*What is expected:*
Look through the lines below, find those with the word "hàng", and copy them.

--- Information provided Enclosed Below ---

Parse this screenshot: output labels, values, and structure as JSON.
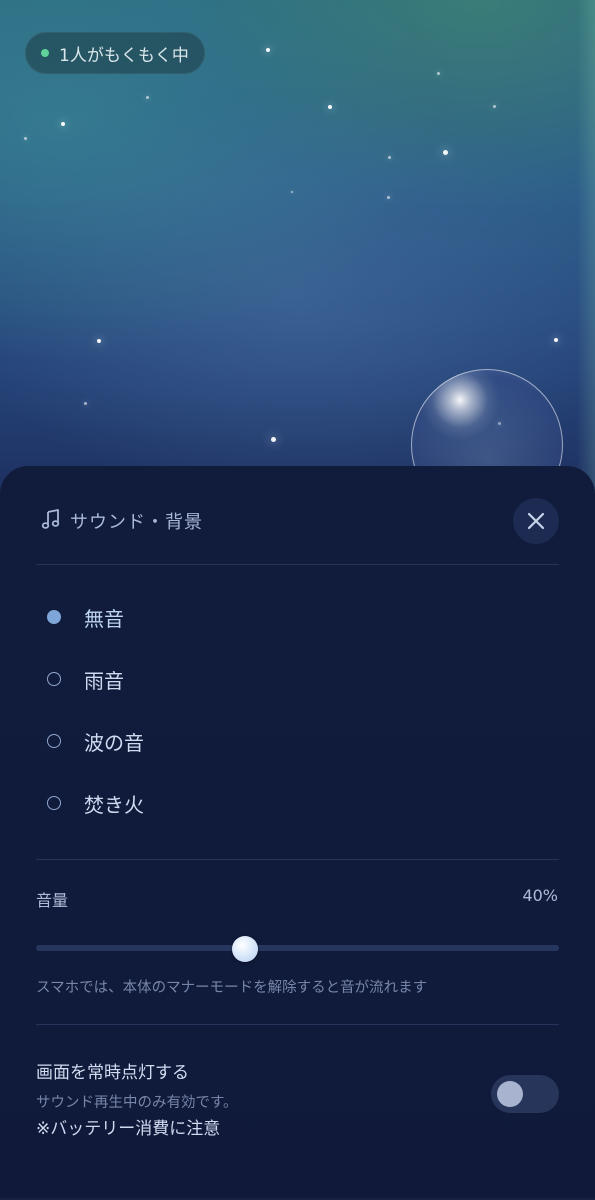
{
  "presence": {
    "label": "1人がもくもく中",
    "dot_color": "#5fd39a"
  },
  "sheet": {
    "title": "サウンド・背景",
    "title_icon": "music-note-icon",
    "close_icon": "close-icon"
  },
  "sounds": {
    "selected_index": 0,
    "options": [
      {
        "label": "無音",
        "selected": true
      },
      {
        "label": "雨音",
        "selected": false
      },
      {
        "label": "波の音",
        "selected": false
      },
      {
        "label": "焚き火",
        "selected": false
      }
    ]
  },
  "volume": {
    "label": "音量",
    "value_text": "40%",
    "value": 0.4,
    "note": "スマホでは、本体のマナーモードを解除すると音が流れます"
  },
  "screen_on": {
    "title": "画面を常時点灯する",
    "subtitle": "サウンド再生中のみ有効です。",
    "warning": "※バッテリー消費に注意",
    "enabled": false
  },
  "colors": {
    "accent": "#7fa6d8",
    "sheet_background": "#111c3c"
  }
}
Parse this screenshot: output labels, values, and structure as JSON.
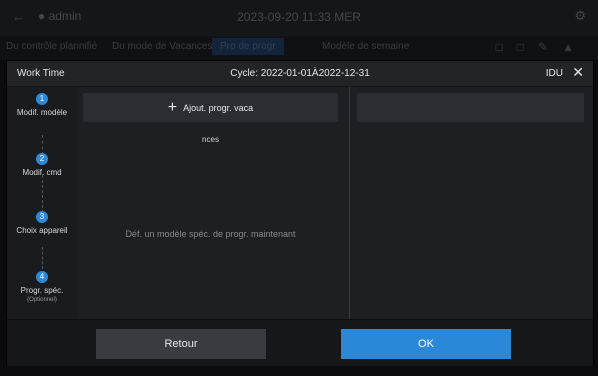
{
  "background": {
    "user": "admin",
    "datetime": "2023-09-20 11:33 MER",
    "tabs": [
      "Du contrôle plannifié",
      "Du mode de Vacances",
      "Pro de progr",
      "Modèle de semaine"
    ]
  },
  "modal": {
    "title": "Work Time",
    "cycle": "Cycle: 2022-01-01À2022-12-31",
    "idu_label": "IDU"
  },
  "steps": [
    {
      "num": "1",
      "label": "Modif. modèle",
      "sub": ""
    },
    {
      "num": "2",
      "label": "Modif. cmd",
      "sub": ""
    },
    {
      "num": "3",
      "label": "Choix appareil",
      "sub": ""
    },
    {
      "num": "4",
      "label": "Progr. spéc.",
      "sub": "(Optionnel)"
    }
  ],
  "left_panel": {
    "add_button": "Ajout. progr. vaca",
    "add_button_cont": "nces",
    "empty_message": "Déf. un modèle spéc. de progr. maintenant"
  },
  "footer": {
    "back_label": "Retour",
    "ok_label": "OK"
  },
  "colors": {
    "accent": "#2b88d8",
    "step_circle": "#2d88d6"
  }
}
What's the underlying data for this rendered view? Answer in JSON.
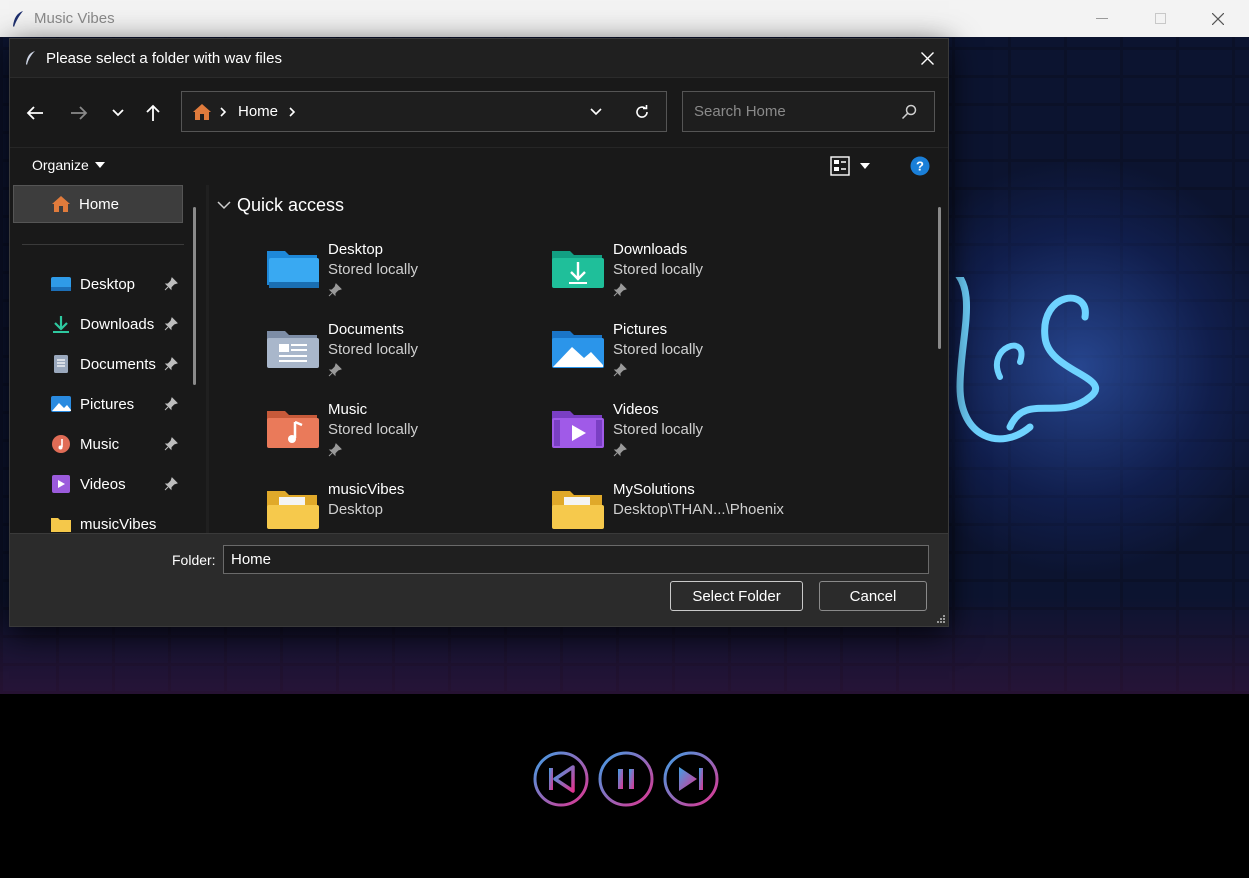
{
  "app": {
    "title": "Music Vibes"
  },
  "dialog": {
    "title": "Please select a folder with wav files",
    "address": {
      "crumbs": [
        "Home"
      ]
    },
    "search": {
      "placeholder": "Search Home"
    },
    "organize_label": "Organize",
    "sidebar": {
      "home_label": "Home",
      "items": [
        {
          "label": "Desktop",
          "icon": "desktop-icon",
          "pinned": true
        },
        {
          "label": "Downloads",
          "icon": "downloads-icon",
          "pinned": true
        },
        {
          "label": "Documents",
          "icon": "documents-icon",
          "pinned": true
        },
        {
          "label": "Pictures",
          "icon": "pictures-icon",
          "pinned": true
        },
        {
          "label": "Music",
          "icon": "music-icon",
          "pinned": true
        },
        {
          "label": "Videos",
          "icon": "videos-icon",
          "pinned": true
        },
        {
          "label": "musicVibes",
          "icon": "folder-icon",
          "pinned": false
        }
      ]
    },
    "quick_access": {
      "heading": "Quick access",
      "tiles": [
        {
          "name": "Desktop",
          "sub": "Stored locally",
          "icon": "desktop-folder-icon",
          "pinned": true
        },
        {
          "name": "Downloads",
          "sub": "Stored locally",
          "icon": "downloads-folder-icon",
          "pinned": true
        },
        {
          "name": "Documents",
          "sub": "Stored locally",
          "icon": "documents-folder-icon",
          "pinned": true
        },
        {
          "name": "Pictures",
          "sub": "Stored locally",
          "icon": "pictures-folder-icon",
          "pinned": true
        },
        {
          "name": "Music",
          "sub": "Stored locally",
          "icon": "music-folder-icon",
          "pinned": true
        },
        {
          "name": "Videos",
          "sub": "Stored locally",
          "icon": "videos-folder-icon",
          "pinned": true
        },
        {
          "name": "musicVibes",
          "sub": "Desktop",
          "icon": "folder-icon",
          "pinned": false
        },
        {
          "name": "MySolutions",
          "sub": "Desktop\\THAN...\\Phoenix",
          "icon": "folder-icon",
          "pinned": false
        }
      ]
    },
    "footer": {
      "folder_label": "Folder:",
      "folder_value": "Home",
      "select_label": "Select Folder",
      "cancel_label": "Cancel"
    }
  },
  "player": {
    "buttons": [
      "previous",
      "pause",
      "next"
    ],
    "accent_pink": "#e0338f",
    "accent_blue": "#3fa0e6"
  }
}
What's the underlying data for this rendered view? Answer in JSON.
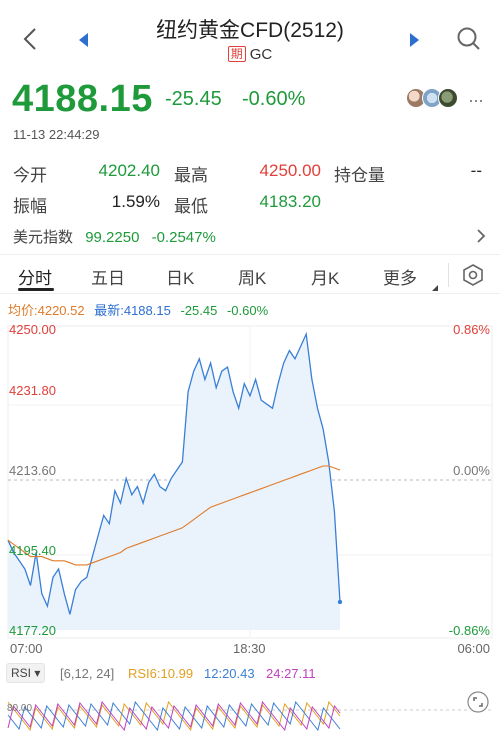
{
  "header": {
    "title": "纽约黄金CFD(2512)",
    "badge": "期",
    "code": "GC"
  },
  "quote": {
    "price": "4188.15",
    "change": "-25.45",
    "change_pct": "-0.60%",
    "timestamp": "11-13 22:44:29"
  },
  "stats": {
    "open_label": "今开",
    "open_value": "4202.40",
    "high_label": "最高",
    "high_value": "4250.00",
    "oi_label": "持仓量",
    "oi_value": "--",
    "amp_label": "振幅",
    "amp_value": "1.59%",
    "low_label": "最低",
    "low_value": "4183.20"
  },
  "index_row": {
    "label": "美元指数",
    "value": "99.2250",
    "change": "-0.2547%"
  },
  "tabs": [
    {
      "label": "分时"
    },
    {
      "label": "五日"
    },
    {
      "label": "日K"
    },
    {
      "label": "周K"
    },
    {
      "label": "月K"
    },
    {
      "label": "更多"
    }
  ],
  "chart_legend": {
    "avg_label": "均价:4220.52",
    "latest_label": "最新:4188.15",
    "change": "-25.45",
    "change_pct": "-0.60%"
  },
  "colors": {
    "up": "#e0403a",
    "down": "#1f9a3b",
    "price_line": "#3a7fd6",
    "avg_line": "#e07b29",
    "area_fill": "#eaf3fc"
  },
  "chart_data": {
    "type": "line",
    "title": "",
    "y_ticks_left": [
      "4250.00",
      "4231.80",
      "4213.60",
      "4195.40",
      "4177.20"
    ],
    "y_ticks_right": [
      "0.86%",
      "0.00%",
      "-0.86%"
    ],
    "x_ticks": [
      "07:00",
      "18:30",
      "06:00"
    ],
    "ylim": [
      4177.2,
      4250.0
    ],
    "prev_close": 4213.6,
    "series": [
      {
        "name": "最新",
        "values": [
          4199,
          4196,
          4194,
          4192,
          4188,
          4196,
          4186,
          4183,
          4190,
          4192,
          4186,
          4181,
          4187,
          4189,
          4190,
          4195,
          4200,
          4205,
          4203,
          4211,
          4208,
          4214,
          4210,
          4212,
          4208,
          4213,
          4215,
          4212,
          4211,
          4214,
          4216,
          4218,
          4235,
          4240,
          4243,
          4238,
          4242,
          4236,
          4240,
          4241,
          4235,
          4231,
          4237,
          4234,
          4238,
          4233,
          4232,
          4231,
          4237,
          4242,
          4245,
          4243,
          4246,
          4249,
          4238,
          4231,
          4226,
          4218,
          4206,
          4184
        ]
      },
      {
        "name": "均价",
        "values": [
          4199,
          4198,
          4197,
          4196,
          4195,
          4195,
          4195,
          4194.5,
          4194,
          4194,
          4194,
          4193.5,
          4193,
          4193,
          4193,
          4193.5,
          4194,
          4194.5,
          4195,
          4195.5,
          4196,
          4197,
          4197.5,
          4198,
          4198.5,
          4199,
          4199.5,
          4200,
          4200.5,
          4201,
          4201.5,
          4202,
          4203,
          4204,
          4205,
          4206,
          4207,
          4207.5,
          4208,
          4208.5,
          4209,
          4209.5,
          4210,
          4210.5,
          4211,
          4211.5,
          4212,
          4212.5,
          4213,
          4213.5,
          4214,
          4214.5,
          4215,
          4215.5,
          4216,
          4216.5,
          4217,
          4217,
          4216.5,
          4216
        ]
      }
    ]
  },
  "rsi": {
    "selector": "RSI",
    "params": "[6,12, 24]",
    "rsi6": "RSI6:10.99",
    "rsi12": "12:20.43",
    "rsi24": "24:27.11",
    "level": "80.00"
  }
}
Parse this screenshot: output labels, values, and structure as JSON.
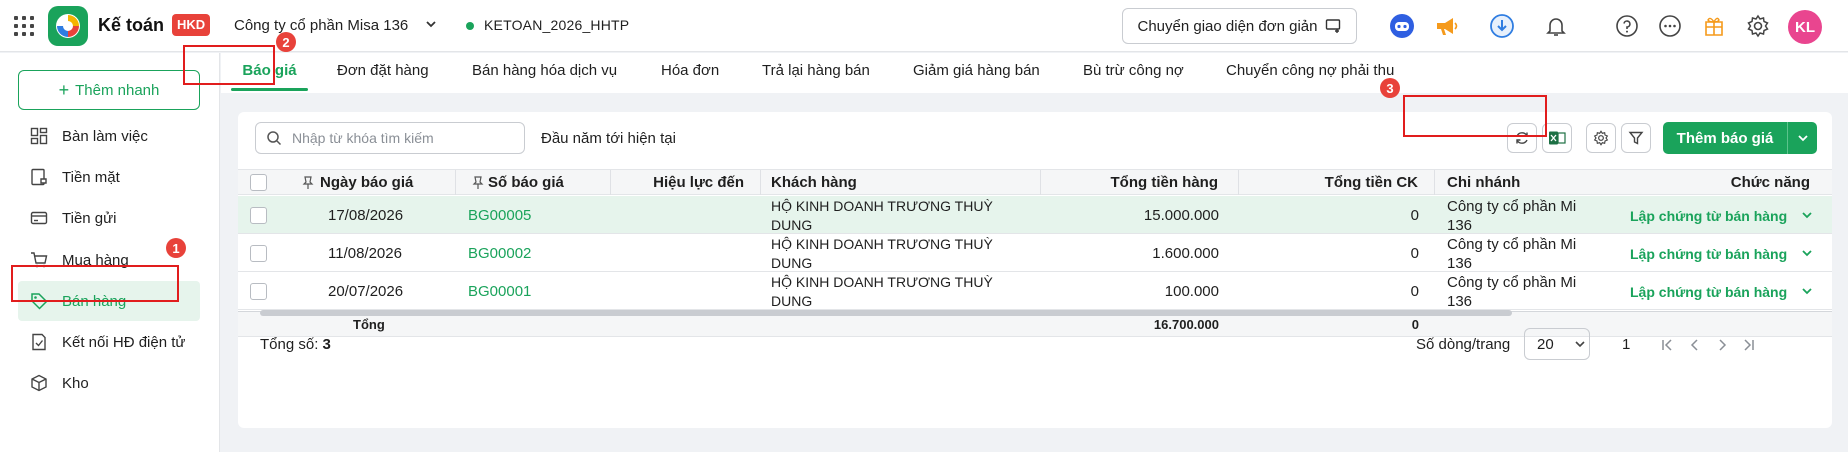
{
  "header": {
    "app_name": "Kế toán",
    "badge": "HKD",
    "company": "Công ty cổ phần Misa 136",
    "database": "KETOAN_2026_HHTP",
    "simple_ui_button": "Chuyển giao diện đơn giản",
    "avatar_initials": "KL",
    "accent_color": "#1aa35b"
  },
  "sidebar": {
    "quick_add": "Thêm nhanh",
    "items": [
      {
        "label": "Bàn làm việc",
        "icon": "dashboard-icon"
      },
      {
        "label": "Tiền mặt",
        "icon": "cash-icon"
      },
      {
        "label": "Tiền gửi",
        "icon": "bank-card-icon"
      },
      {
        "label": "Mua hàng",
        "icon": "cart-icon"
      },
      {
        "label": "Bán hàng",
        "icon": "tag-icon",
        "active": true
      },
      {
        "label": "Kết nối HĐ điện tử",
        "icon": "e-invoice-icon"
      },
      {
        "label": "Kho",
        "icon": "box-icon"
      }
    ]
  },
  "tabs": [
    {
      "label": "Báo giá",
      "active": true
    },
    {
      "label": "Đơn đặt hàng"
    },
    {
      "label": "Bán hàng hóa dịch vụ"
    },
    {
      "label": "Hóa đơn"
    },
    {
      "label": "Trả lại hàng bán"
    },
    {
      "label": "Giảm giá hàng bán"
    },
    {
      "label": "Bù trừ công nợ"
    },
    {
      "label": "Chuyển công nợ phải thu"
    }
  ],
  "toolbar": {
    "search_placeholder": "Nhập từ khóa tìm kiếm",
    "period": "Đầu năm tới hiện tại",
    "add_button": "Thêm báo giá"
  },
  "table": {
    "columns": [
      "Ngày báo giá",
      "Số báo giá",
      "Hiệu lực đến",
      "Khách hàng",
      "Tổng tiền hàng",
      "Tổng tiền CK",
      "Chi nhánh",
      "Chức năng"
    ],
    "rows": [
      {
        "date": "17/08/2026",
        "number": "BG00005",
        "valid_until": "",
        "customer_1": "HỘ KINH DOANH TRƯƠNG THUỲ",
        "customer_2": "DUNG",
        "total": "15.000.000",
        "discount": "0",
        "branch_1": "Công ty cổ phần Mi",
        "branch_2": "136",
        "action": "Lập chứng từ bán hàng"
      },
      {
        "date": "11/08/2026",
        "number": "BG00002",
        "valid_until": "",
        "customer_1": "HỘ KINH DOANH TRƯƠNG THUỲ",
        "customer_2": "DUNG",
        "total": "1.600.000",
        "discount": "0",
        "branch_1": "Công ty cổ phần Mi",
        "branch_2": "136",
        "action": "Lập chứng từ bán hàng"
      },
      {
        "date": "20/07/2026",
        "number": "BG00001",
        "valid_until": "",
        "customer_1": "HỘ KINH DOANH TRƯƠNG THUỲ",
        "customer_2": "DUNG",
        "total": "100.000",
        "discount": "0",
        "branch_1": "Công ty cổ phần Mi",
        "branch_2": "136",
        "action": "Lập chứng từ bán hàng"
      }
    ],
    "summary": {
      "label": "Tổng",
      "total": "16.700.000",
      "discount": "0"
    }
  },
  "footer": {
    "total_label": "Tổng số:",
    "total_count": "3",
    "rows_per_page_label": "Số dòng/trang",
    "rows_per_page": "20",
    "page": "1"
  },
  "annotations": [
    "1",
    "2",
    "3"
  ]
}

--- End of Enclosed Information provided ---

*Reply to the task:*
        "label": "Mua hàng",
        "label": "Bán hàng",
      "label": "Đơn đặt hàng"
      "label": "Bán hàng hóa dịch vụ"
      "label": "Trả lại hàng bán"
      "label": "Giảm giá hàng bán"
      "Khách hàng",
      "Tổng tiền hàng",
        "action": "Lập chứng từ bán hàng"
        "action": "Lập chứng từ bán hàng"
        "action": "Lập chứng từ bán hàng"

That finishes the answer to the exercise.